== Exercise material
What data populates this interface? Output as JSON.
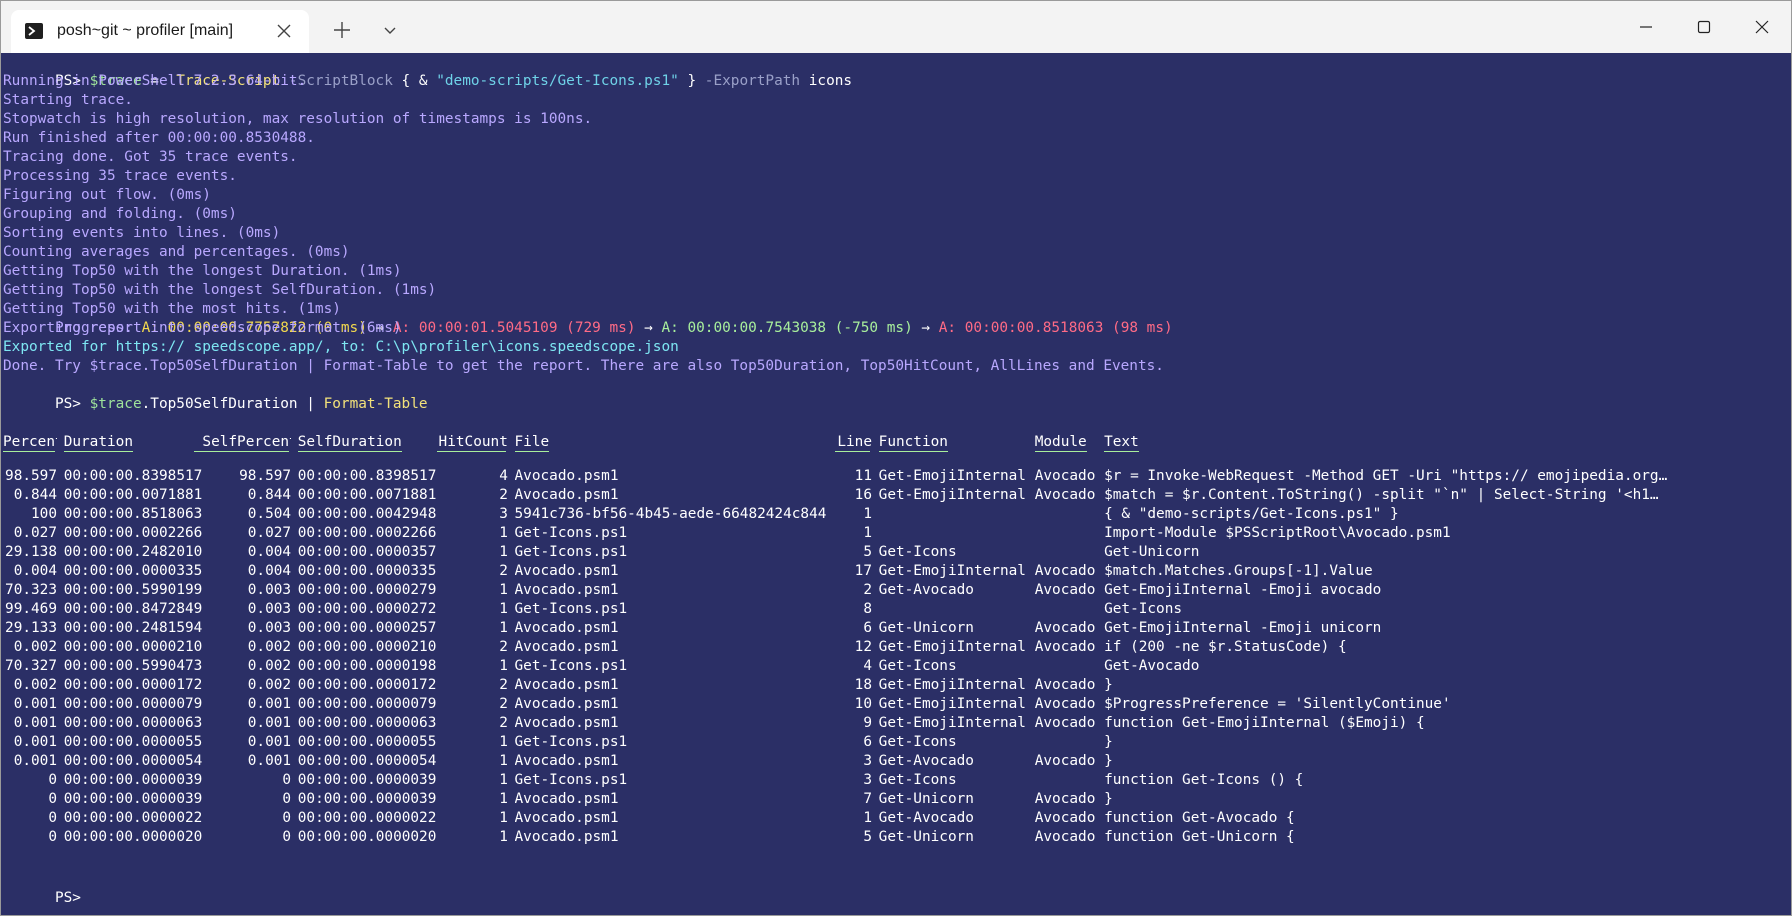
{
  "window": {
    "tab_title": "posh~git ~ profiler [main]",
    "icons": [
      "terminal-icon",
      "close-icon",
      "plus-icon",
      "chevron-down-icon",
      "minimize-icon",
      "maximize-icon",
      "window-close-icon"
    ]
  },
  "colors": {
    "background": "#2b2f66",
    "output": "#b9a8ff",
    "header": "#a8ef9c",
    "cmd": "#f2e17a",
    "string": "#6fd3e8",
    "progress_a": "#f2d94e",
    "progress_b": "#ff6b86",
    "progress_c": "#a8ef9c"
  },
  "cmd1": {
    "prompt": "PS> ",
    "var": "$trace",
    "eq": " =  ",
    "cmdlet": "Trace-Script",
    "p1": " -ScriptBlock ",
    "brace_open": "{ & ",
    "str": "\"demo-scripts/Get-Icons.ps1\"",
    "brace_close": " }",
    "p2": " -ExportPath ",
    "arg": "icons"
  },
  "output_lines": [
    "Running in PowerShell 7.2.3 64-bit.",
    "Starting trace.",
    "Stopwatch is high resolution, max resolution of timestamps is 100ns.",
    "Run finished after 00:00:00.8530488.",
    "Tracing done. Got 35 trace events.",
    "Processing 35 trace events.",
    "Figuring out flow. (0ms)",
    "Grouping and folding. (0ms)",
    "Sorting events into lines. (0ms)",
    "Counting averages and percentages. (0ms)",
    "Getting Top50 with the longest Duration. (1ms)",
    "Getting Top50 with the longest SelfDuration. (1ms)",
    "Getting Top50 with the most hits. (1ms)"
  ],
  "progress": {
    "label": "Progress: ",
    "s1": "A: 00:00:00.7757822 (0 ms)",
    "arrow1": " → ",
    "s2": "A: 00:00:01.5045109 (729 ms)",
    "arrow2": " → ",
    "s3": "A: 00:00:00.7543038 (-750 ms)",
    "arrow3": " → ",
    "s4": "A: 00:00:00.8518063 (98 ms)"
  },
  "export_line": "Exporting report into speedscope format. (6ms)",
  "exported_line": "Exported for https:// speedscope.app/, to: C:\\p\\profiler\\icons.speedscope.json",
  "done_line": "Done. Try $trace.Top50SelfDuration | Format-Table to get the report. There are also Top50Duration, Top50HitCount, AllLines and Events.",
  "cmd2": {
    "prompt": "PS> ",
    "var": "$trace",
    "member": ".Top50SelfDuration | ",
    "cmdlet": "Format-Table"
  },
  "table": {
    "headers": [
      "Percent",
      "Duration",
      "SelfPercent",
      "SelfDuration",
      "HitCount",
      "File",
      "Line",
      "Function",
      "Module",
      "Text"
    ],
    "rows": [
      [
        "98.597",
        "00:00:00.8398517",
        "98.597",
        "00:00:00.8398517",
        "4",
        "Avocado.psm1",
        "11",
        "Get-EmojiInternal",
        "Avocado",
        "$r = Invoke-WebRequest -Method GET -Uri \"https:// emojipedia.org…"
      ],
      [
        "0.844",
        "00:00:00.0071881",
        "0.844",
        "00:00:00.0071881",
        "2",
        "Avocado.psm1",
        "16",
        "Get-EmojiInternal",
        "Avocado",
        "$match = $r.Content.ToString() -split \"`n\" | Select-String '<h1…"
      ],
      [
        "100",
        "00:00:00.8518063",
        "0.504",
        "00:00:00.0042948",
        "3",
        "5941c736-bf56-4b45-aede-66482424c844",
        "1",
        "",
        "",
        "{ & \"demo-scripts/Get-Icons.ps1\" }"
      ],
      [
        "0.027",
        "00:00:00.0002266",
        "0.027",
        "00:00:00.0002266",
        "1",
        "Get-Icons.ps1",
        "1",
        "",
        "",
        "Import-Module $PSScriptRoot\\Avocado.psm1"
      ],
      [
        "29.138",
        "00:00:00.2482010",
        "0.004",
        "00:00:00.0000357",
        "1",
        "Get-Icons.ps1",
        "5",
        "Get-Icons",
        "",
        "Get-Unicorn"
      ],
      [
        "0.004",
        "00:00:00.0000335",
        "0.004",
        "00:00:00.0000335",
        "2",
        "Avocado.psm1",
        "17",
        "Get-EmojiInternal",
        "Avocado",
        "$match.Matches.Groups[-1].Value"
      ],
      [
        "70.323",
        "00:00:00.5990199",
        "0.003",
        "00:00:00.0000279",
        "1",
        "Avocado.psm1",
        "2",
        "Get-Avocado",
        "Avocado",
        "Get-EmojiInternal -Emoji avocado"
      ],
      [
        "99.469",
        "00:00:00.8472849",
        "0.003",
        "00:00:00.0000272",
        "1",
        "Get-Icons.ps1",
        "8",
        "",
        "",
        "Get-Icons"
      ],
      [
        "29.133",
        "00:00:00.2481594",
        "0.003",
        "00:00:00.0000257",
        "1",
        "Avocado.psm1",
        "6",
        "Get-Unicorn",
        "Avocado",
        "Get-EmojiInternal -Emoji unicorn"
      ],
      [
        "0.002",
        "00:00:00.0000210",
        "0.002",
        "00:00:00.0000210",
        "2",
        "Avocado.psm1",
        "12",
        "Get-EmojiInternal",
        "Avocado",
        "if (200 -ne $r.StatusCode) {"
      ],
      [
        "70.327",
        "00:00:00.5990473",
        "0.002",
        "00:00:00.0000198",
        "1",
        "Get-Icons.ps1",
        "4",
        "Get-Icons",
        "",
        "Get-Avocado"
      ],
      [
        "0.002",
        "00:00:00.0000172",
        "0.002",
        "00:00:00.0000172",
        "2",
        "Avocado.psm1",
        "18",
        "Get-EmojiInternal",
        "Avocado",
        "}"
      ],
      [
        "0.001",
        "00:00:00.0000079",
        "0.001",
        "00:00:00.0000079",
        "2",
        "Avocado.psm1",
        "10",
        "Get-EmojiInternal",
        "Avocado",
        "$ProgressPreference = 'SilentlyContinue'"
      ],
      [
        "0.001",
        "00:00:00.0000063",
        "0.001",
        "00:00:00.0000063",
        "2",
        "Avocado.psm1",
        "9",
        "Get-EmojiInternal",
        "Avocado",
        "function Get-EmojiInternal ($Emoji) {"
      ],
      [
        "0.001",
        "00:00:00.0000055",
        "0.001",
        "00:00:00.0000055",
        "1",
        "Get-Icons.ps1",
        "6",
        "Get-Icons",
        "",
        "}"
      ],
      [
        "0.001",
        "00:00:00.0000054",
        "0.001",
        "00:00:00.0000054",
        "1",
        "Avocado.psm1",
        "3",
        "Get-Avocado",
        "Avocado",
        "}"
      ],
      [
        "0",
        "00:00:00.0000039",
        "0",
        "00:00:00.0000039",
        "1",
        "Get-Icons.ps1",
        "3",
        "Get-Icons",
        "",
        "function Get-Icons () {"
      ],
      [
        "0",
        "00:00:00.0000039",
        "0",
        "00:00:00.0000039",
        "1",
        "Avocado.psm1",
        "7",
        "Get-Unicorn",
        "Avocado",
        "}"
      ],
      [
        "0",
        "00:00:00.0000022",
        "0",
        "00:00:00.0000022",
        "1",
        "Avocado.psm1",
        "1",
        "Get-Avocado",
        "Avocado",
        "function Get-Avocado {"
      ],
      [
        "0",
        "00:00:00.0000020",
        "0",
        "00:00:00.0000020",
        "1",
        "Avocado.psm1",
        "5",
        "Get-Unicorn",
        "Avocado",
        "function Get-Unicorn {"
      ]
    ]
  },
  "final_prompt": "PS> "
}
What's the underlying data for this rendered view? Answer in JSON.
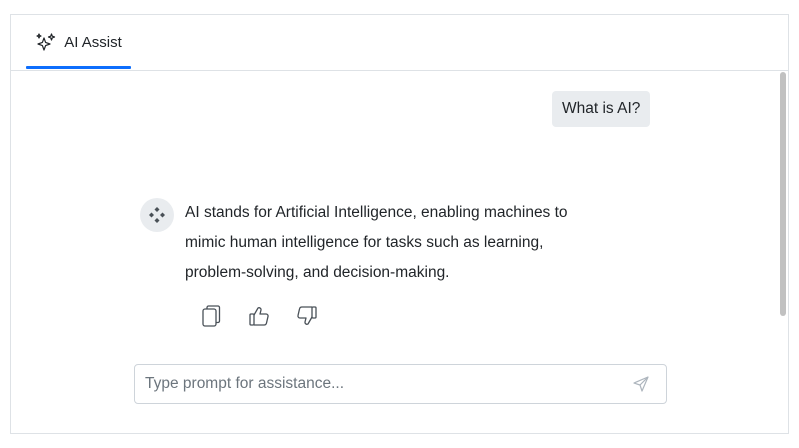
{
  "tab": {
    "label": "AI Assist",
    "icon": "sparkles-icon",
    "active_color": "#0d6efd"
  },
  "conversation": {
    "user_message": "What is AI?",
    "ai_avatar_icon": "ai-diamond-icon",
    "ai_response": "AI stands for Artificial Intelligence, enabling machines to\nmimic human intelligence for tasks such as learning,\nproblem-solving, and decision-making.",
    "actions": [
      {
        "name": "copy",
        "icon": "copy-icon"
      },
      {
        "name": "like",
        "icon": "thumbs-up-icon"
      },
      {
        "name": "dislike",
        "icon": "thumbs-down-icon"
      }
    ]
  },
  "prompt": {
    "placeholder": "Type prompt for assistance...",
    "value": "",
    "send_icon": "send-icon"
  }
}
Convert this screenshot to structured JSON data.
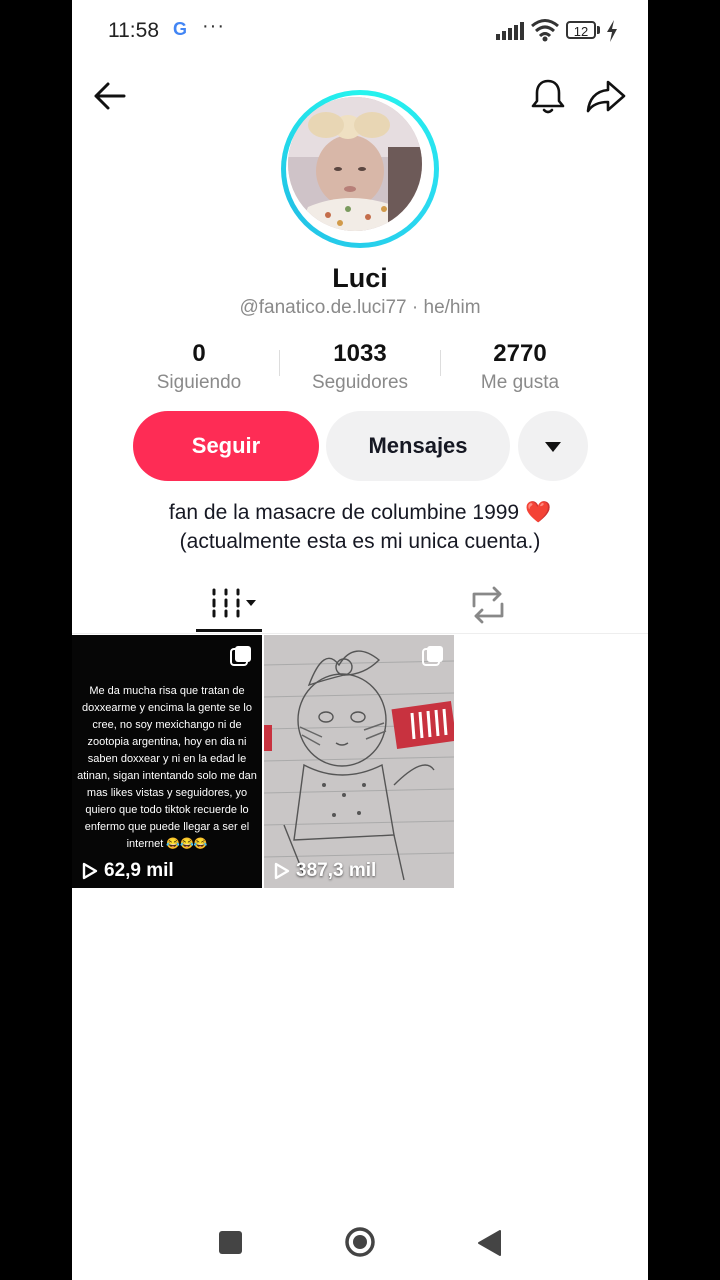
{
  "status_bar": {
    "time": "11:58",
    "g_label": "G",
    "dots": "···",
    "battery": "12"
  },
  "profile": {
    "name": "Luci",
    "handle": "@fanatico.de.luci77 · he/him",
    "stats": [
      {
        "value": "0",
        "label": "Siguiendo"
      },
      {
        "value": "1033",
        "label": "Seguidores"
      },
      {
        "value": "2770",
        "label": "Me gusta"
      }
    ],
    "follow_label": "Seguir",
    "message_label": "Mensajes",
    "bio_line1": "fan de la masacre de columbine 1999 ❤️",
    "bio_line2": "(actualmente esta es mi unica cuenta.)"
  },
  "videos": [
    {
      "text": "Me da mucha risa que tratan de doxxearme y encima la gente se lo cree, no soy mexichango ni de zootopia argentina, hoy en dia ni saben doxxear y ni en la edad le atinan, sigan intentando solo me dan mas likes vistas y seguidores, yo quiero que todo tiktok recuerde lo enfermo que puede llegar a ser el internet 😂😂😂",
      "views": "62,9 mil"
    },
    {
      "text": "",
      "views": "387,3 mil"
    }
  ],
  "colors": {
    "accent": "#FE2C55",
    "ring": "#25F4EE",
    "secondary_button": "#f1f1f2"
  },
  "icons": [
    "back-arrow-icon",
    "bell-icon",
    "share-icon",
    "videos-grid-icon",
    "repost-icon",
    "multi-image-icon",
    "play-icon"
  ]
}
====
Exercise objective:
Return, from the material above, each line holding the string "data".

Answer box:
What data populates this interface? Output as JSON.
What's the underlying data for this rendered view? Answer in JSON.
Convert this screenshot to structured JSON data.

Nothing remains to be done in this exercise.